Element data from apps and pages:
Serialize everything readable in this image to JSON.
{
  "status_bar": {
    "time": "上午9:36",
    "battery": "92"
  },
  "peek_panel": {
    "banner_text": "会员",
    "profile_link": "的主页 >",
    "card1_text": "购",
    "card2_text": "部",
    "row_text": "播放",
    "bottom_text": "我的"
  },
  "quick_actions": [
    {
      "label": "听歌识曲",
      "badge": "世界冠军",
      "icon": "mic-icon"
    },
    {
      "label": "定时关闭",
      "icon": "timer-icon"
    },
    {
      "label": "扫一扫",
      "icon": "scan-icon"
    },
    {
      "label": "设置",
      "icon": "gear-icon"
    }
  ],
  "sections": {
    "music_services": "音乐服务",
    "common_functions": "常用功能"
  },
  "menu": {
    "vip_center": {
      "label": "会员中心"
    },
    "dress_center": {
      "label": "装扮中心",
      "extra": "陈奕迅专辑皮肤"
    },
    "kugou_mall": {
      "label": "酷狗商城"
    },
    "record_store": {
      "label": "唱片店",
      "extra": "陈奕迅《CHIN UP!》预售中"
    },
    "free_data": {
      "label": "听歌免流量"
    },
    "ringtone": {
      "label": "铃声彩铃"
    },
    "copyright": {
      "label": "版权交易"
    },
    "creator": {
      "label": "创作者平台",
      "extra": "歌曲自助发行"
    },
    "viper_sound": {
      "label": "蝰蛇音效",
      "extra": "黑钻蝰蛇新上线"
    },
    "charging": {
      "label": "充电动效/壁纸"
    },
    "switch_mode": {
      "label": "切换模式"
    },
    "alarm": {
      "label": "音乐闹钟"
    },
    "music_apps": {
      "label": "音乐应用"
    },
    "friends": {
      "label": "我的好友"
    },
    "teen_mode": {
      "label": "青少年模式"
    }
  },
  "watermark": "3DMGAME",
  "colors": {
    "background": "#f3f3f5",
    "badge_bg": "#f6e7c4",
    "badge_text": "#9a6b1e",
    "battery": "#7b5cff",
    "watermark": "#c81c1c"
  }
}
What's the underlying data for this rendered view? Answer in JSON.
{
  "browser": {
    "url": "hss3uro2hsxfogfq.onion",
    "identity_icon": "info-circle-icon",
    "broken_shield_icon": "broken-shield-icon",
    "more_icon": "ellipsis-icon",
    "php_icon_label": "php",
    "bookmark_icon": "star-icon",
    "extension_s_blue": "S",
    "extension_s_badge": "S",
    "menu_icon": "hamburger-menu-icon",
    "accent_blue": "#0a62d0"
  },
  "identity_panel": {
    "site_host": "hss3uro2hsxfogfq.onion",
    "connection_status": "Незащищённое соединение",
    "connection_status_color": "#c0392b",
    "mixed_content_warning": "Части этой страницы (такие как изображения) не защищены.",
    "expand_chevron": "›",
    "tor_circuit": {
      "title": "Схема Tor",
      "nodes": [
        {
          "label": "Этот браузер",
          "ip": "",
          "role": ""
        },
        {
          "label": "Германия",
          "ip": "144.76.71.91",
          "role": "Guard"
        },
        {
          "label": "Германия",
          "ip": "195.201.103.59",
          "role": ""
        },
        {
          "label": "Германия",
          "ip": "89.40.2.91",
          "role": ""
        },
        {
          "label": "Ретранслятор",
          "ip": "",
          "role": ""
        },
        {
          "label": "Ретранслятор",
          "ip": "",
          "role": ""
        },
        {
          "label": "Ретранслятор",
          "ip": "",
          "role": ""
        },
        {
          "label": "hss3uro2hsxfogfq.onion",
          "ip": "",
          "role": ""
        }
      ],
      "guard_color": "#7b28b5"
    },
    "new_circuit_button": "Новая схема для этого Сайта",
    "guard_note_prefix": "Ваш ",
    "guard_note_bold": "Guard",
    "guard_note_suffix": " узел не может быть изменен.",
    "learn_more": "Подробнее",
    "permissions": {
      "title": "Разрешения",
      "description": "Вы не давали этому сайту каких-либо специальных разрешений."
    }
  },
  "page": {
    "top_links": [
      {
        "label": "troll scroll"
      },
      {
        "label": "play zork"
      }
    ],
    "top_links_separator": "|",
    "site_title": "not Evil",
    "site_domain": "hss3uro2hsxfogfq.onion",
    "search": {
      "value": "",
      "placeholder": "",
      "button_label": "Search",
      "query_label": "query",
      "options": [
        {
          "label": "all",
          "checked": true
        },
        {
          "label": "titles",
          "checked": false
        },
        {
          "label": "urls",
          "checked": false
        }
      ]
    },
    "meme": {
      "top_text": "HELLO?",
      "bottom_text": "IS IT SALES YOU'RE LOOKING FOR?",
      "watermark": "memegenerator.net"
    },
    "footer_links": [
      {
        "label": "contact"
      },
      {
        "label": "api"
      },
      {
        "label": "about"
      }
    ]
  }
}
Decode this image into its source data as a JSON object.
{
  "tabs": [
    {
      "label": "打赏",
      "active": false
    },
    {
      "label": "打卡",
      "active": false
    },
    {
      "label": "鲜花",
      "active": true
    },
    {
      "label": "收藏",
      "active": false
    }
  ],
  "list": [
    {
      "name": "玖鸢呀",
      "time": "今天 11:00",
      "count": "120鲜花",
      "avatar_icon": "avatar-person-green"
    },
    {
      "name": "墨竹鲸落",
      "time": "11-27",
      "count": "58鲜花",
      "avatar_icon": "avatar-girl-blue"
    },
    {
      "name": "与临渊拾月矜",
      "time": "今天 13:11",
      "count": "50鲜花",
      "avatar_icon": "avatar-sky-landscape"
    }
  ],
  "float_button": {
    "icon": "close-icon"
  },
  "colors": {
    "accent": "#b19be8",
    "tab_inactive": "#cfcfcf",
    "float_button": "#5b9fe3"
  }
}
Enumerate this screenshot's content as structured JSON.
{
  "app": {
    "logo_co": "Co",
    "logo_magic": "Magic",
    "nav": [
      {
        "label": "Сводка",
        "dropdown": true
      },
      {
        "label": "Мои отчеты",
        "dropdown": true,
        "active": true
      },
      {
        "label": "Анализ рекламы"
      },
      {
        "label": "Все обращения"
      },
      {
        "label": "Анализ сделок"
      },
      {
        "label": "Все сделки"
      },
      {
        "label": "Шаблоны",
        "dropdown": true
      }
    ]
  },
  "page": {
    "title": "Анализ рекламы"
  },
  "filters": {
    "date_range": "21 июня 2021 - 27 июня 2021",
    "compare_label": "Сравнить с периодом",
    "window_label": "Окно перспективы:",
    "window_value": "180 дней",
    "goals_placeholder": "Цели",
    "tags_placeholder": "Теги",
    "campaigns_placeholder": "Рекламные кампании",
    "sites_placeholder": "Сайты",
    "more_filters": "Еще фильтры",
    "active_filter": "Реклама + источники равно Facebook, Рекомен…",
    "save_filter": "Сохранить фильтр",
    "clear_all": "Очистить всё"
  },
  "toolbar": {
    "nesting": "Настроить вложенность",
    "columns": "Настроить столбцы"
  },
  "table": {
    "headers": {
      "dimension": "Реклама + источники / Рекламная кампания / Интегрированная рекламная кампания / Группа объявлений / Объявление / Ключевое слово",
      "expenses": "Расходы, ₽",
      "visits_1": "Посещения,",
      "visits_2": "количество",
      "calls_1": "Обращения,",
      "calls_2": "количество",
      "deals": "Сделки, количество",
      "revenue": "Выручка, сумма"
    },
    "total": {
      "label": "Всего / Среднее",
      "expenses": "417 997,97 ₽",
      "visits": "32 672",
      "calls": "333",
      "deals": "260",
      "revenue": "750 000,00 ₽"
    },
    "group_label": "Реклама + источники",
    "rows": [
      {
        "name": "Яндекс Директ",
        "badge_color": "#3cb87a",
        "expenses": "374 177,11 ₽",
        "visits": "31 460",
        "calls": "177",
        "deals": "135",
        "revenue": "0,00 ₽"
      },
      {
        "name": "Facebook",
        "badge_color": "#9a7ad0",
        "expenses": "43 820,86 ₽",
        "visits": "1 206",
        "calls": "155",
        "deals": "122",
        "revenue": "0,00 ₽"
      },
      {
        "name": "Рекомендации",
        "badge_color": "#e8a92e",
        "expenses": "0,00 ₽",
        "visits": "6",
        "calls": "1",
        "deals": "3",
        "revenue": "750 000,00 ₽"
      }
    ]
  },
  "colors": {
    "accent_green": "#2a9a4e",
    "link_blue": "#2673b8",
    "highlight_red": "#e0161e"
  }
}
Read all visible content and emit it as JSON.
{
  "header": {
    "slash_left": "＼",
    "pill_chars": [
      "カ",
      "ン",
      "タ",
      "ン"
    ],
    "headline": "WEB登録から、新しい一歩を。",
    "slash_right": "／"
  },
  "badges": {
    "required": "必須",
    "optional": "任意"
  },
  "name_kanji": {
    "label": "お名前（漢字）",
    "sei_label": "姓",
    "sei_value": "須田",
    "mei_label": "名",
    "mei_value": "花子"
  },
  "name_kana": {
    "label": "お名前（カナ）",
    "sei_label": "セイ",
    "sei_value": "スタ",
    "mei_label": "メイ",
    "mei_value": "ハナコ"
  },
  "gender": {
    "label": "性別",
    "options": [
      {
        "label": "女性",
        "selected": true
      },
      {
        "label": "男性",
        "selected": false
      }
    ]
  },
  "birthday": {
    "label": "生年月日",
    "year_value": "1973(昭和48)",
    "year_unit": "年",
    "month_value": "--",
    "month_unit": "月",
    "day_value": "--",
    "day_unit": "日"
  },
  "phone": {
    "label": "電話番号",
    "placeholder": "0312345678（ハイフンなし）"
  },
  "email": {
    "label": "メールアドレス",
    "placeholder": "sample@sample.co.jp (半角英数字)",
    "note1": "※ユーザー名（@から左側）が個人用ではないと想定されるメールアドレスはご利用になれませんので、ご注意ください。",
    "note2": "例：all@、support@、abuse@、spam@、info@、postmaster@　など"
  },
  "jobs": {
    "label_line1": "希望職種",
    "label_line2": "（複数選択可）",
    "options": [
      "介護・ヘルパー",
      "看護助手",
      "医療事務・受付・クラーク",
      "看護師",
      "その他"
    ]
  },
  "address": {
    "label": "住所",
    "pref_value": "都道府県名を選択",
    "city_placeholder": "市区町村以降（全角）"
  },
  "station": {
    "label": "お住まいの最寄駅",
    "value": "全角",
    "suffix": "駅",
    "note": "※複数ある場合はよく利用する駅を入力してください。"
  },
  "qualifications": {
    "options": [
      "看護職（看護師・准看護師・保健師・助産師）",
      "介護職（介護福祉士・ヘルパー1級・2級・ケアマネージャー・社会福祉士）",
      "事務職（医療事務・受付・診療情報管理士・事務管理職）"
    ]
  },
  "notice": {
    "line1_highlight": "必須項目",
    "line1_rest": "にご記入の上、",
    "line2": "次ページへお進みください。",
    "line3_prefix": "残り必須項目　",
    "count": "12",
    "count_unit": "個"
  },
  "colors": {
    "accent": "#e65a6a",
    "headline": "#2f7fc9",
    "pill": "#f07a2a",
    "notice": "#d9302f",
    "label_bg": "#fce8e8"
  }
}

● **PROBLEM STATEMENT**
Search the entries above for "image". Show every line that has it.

● **SOLUTION BELOW**
Serialize everything readable in this image to JSON.
Decode this image into its source data as a JSON object.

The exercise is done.